Beijing 2022

Logo Beijing 2022

When a lack of snow threatened the 1964 Olympic Games in Innsbruck, the Austrian army rushed to the rescue, carving out 20,000 blocks of ice from the mountain side and transporting them down to the luge and bobsleigh tracks. They also carried 40,000 cubic metres of snow to the Alpine skiing slopes and left 20,000 cubic metres of spare snow as a back-up.

Climate change is making artificial snow increasingly critical for the Winter Olympics and winter sports more broadly. The 1980 Winter Olympics in Lake Placid was the first one to use snow machines, but more recent Games have been especially reliant on them: 80 percent of the snow at the Sochi games and 90 percent of Pyeongchang’s snow came from machines.

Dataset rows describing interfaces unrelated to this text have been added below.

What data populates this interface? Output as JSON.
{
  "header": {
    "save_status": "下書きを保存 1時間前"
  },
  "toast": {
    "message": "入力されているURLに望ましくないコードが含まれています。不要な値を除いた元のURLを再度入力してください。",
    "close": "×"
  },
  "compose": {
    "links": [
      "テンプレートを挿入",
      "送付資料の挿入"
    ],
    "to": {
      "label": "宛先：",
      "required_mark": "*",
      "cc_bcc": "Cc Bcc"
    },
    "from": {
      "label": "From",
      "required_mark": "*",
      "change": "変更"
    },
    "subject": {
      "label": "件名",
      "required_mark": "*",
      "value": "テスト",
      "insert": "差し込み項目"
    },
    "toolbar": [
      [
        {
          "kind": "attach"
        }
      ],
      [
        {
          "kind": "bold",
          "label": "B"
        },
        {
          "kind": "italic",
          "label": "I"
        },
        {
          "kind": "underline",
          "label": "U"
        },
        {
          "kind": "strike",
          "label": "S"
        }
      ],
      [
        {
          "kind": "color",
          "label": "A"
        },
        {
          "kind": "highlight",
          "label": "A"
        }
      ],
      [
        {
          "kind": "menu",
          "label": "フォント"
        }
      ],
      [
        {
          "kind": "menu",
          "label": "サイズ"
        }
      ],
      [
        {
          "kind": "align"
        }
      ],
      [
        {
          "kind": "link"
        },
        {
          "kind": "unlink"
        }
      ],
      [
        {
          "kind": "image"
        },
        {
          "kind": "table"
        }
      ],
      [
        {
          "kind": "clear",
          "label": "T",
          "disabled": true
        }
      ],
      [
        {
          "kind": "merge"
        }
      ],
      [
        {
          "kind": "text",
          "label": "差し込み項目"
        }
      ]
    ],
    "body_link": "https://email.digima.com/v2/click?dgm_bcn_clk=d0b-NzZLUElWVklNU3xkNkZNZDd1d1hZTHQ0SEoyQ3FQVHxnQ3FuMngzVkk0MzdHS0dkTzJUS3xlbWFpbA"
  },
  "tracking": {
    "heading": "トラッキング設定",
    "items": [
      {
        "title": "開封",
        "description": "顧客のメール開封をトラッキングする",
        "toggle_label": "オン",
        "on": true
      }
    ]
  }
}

What is artificial snow, anyway? To make snow, a machine mixes water with compressed air and shoots out the mixture at an angle; the water freezes on the way down, resulting in the white cover we see on the slopes.

“Natural snow and artificial snow formation are totally different processes,” says Kenneth G. Libbrecht, physicist. Natural snow crystals begin with a tiny droplet of water only a few microns wide, Libbrecht says, which forms around a nucleus like a speck of dirt or dust in the air. Snowflakes often take about an hour to grow from the inside out, as the nucleus absorbs water vapor from the air around it to create a perfectly symmetrical fractal.

Snow crystals formation
Courtesy Kenneth G. Libbrecht

Researchers at the University of Waterloo in Ontario, Canada, reported that of 21 Winter Olympics cities, only one would be reliably cold enough by the end of the century, if global greenhouse gas emissions remain on the current trajectory.

A “joyful rendez-vous on pure snow and ice”, was the promotional slogan of Beijing’s bid to host this year’s Winter Olympics. And there was every reason to believe the Beijing 2022 Winter Olympics could be completely devoid of natural snow, which is why the slopes were filled with huge quantities of artificial snow, giving them the appearance of white ribbons on a brown backdrop. Against all expectations, Sunday brought heavy snowfall in the city and near-blizzard conditions in the mountains.

Artificial snow comes at a huge monetary and environmental cost. China estimated the Winter Olympics will need about 49 million gallons of water (185 million litres) to make its snow; experts think the Games will need 10 times that amount.

While Chinese officials say the 2022 Olympics will be the most sustainable ever, pointing to the widespread use of renewable energy, hydrogen-powered vehicles, and pre-existing venues and have pledged to reuse the meltwater once the Olympics end, a report from the IOC says that Chinese officials have underestimated the amount of water that would be needed for snowmaking and overestimated the ability to recapture water used for snowmaking.

Snowmaking for the 2022 Olympic Games has reportedly resulted in water being diverted away from local residents and farmers, who are already short of this resource as Beijing suffers from an endemic water shortage. Artificial snow also destroys native vegetation and can cause erosion and landslides, exacerbating the heavy environmental impact of constructing ski runs in natural landscapes.

If the Olympic venues of Beijing 2022 are converted into permanent ski resorts as planned, these unsustainable practices will likely continue long after the games. And we should not forget that the area falls within the core area of the 4,600-hectare Songshan National Nature Reserve, some of which was taken “to provide the necessary space for local sustainable development and to promote interaction between ecological protection and economic society” as the deputy mayor of Yanqing said, the county in Beijing that has jurisdiction over the Songshan National Nature Reserve.

But sacrificing biodiversity to ski runs “is standard form for the Winter Olympics. Vancouver 2010 built over sacred indigenous lands. More than 80% of the mountain venues for Sochi 2014 fell inside Russia’s protected Sochi Natural Park and Sochi State Natural Reserve, until their boundaries were entirely redrawn to accommodate ski jumps and hotels. Pyeongchang 2018 required the cutting down of thousands of ancient trees on Mount Gariwang, itself a sacred site in South Korea.

The IOC’s Get Out of Jail Free card for all of this deforestation, and for the soaring carbon emissions incurred in each Olympics, is its promise that the games will be carbon zero, perhaps even carbon negative. That claim is based on the purchase of carbon offsets in the form of investments in the Great Green Wall of Africa. The Green Wall is an African Union project to create a transcontinental 15km-wide strip of forest along the southern edge of the Sahel, from Senegal to Ethiopia, sucking up carbon from the atmosphere and halting the southward spread of the Sahara desert.

It is an admirable vision, desperately underfunded, administratively fragmented, and fiendishly complicated to actually make work on the ground. After almost 20 years, less than 5% is complete. The IOC is kidding us and itself. Even were its small investments to prove productive, the carbon absorption that new forests bring will not happen for another 30 years, by which time the winter sports extravaganza that funded it, and the industry it promotes, may have been consigned to climate history.” *

*David Goldblatt,